### Extracted information

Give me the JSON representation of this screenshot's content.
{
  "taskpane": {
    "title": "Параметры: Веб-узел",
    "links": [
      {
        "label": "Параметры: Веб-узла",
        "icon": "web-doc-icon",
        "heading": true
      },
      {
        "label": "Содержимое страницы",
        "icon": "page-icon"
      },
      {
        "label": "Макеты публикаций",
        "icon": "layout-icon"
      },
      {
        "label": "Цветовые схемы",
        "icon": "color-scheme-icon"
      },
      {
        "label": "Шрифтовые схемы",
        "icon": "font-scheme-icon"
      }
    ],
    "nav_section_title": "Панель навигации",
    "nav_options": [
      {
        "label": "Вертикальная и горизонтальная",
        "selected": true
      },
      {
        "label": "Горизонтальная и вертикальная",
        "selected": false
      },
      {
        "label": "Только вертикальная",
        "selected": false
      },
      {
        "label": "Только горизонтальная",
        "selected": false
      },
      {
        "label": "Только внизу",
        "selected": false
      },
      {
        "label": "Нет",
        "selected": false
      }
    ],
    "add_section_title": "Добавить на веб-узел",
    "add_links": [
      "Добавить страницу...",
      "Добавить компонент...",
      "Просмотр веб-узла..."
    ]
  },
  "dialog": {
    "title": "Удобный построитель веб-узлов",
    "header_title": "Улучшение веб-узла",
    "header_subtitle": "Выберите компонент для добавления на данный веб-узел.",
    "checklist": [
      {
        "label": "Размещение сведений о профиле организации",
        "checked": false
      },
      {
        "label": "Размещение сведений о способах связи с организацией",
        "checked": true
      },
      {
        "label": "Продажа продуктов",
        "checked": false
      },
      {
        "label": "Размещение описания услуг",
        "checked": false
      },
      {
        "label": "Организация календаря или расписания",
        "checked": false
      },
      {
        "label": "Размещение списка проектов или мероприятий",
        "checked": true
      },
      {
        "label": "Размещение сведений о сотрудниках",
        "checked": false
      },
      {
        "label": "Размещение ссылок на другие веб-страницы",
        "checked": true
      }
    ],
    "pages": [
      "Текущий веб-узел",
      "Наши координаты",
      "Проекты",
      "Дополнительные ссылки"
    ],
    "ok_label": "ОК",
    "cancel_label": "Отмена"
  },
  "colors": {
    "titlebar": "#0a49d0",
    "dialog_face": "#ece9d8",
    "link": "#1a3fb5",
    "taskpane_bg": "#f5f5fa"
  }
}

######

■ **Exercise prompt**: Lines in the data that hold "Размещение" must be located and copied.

■ **Response area**:
        "label": "Размещение сведений о профиле организации",
        "label": "Размещение сведений о способах связи с организацией",
        "label": "Размещение описания услуг",
        "label": "Размещение списка проектов или мероприятий",
        "label": "Размещение сведений о сотрудниках",
        "label": "Размещение ссылок на другие веб-страницы",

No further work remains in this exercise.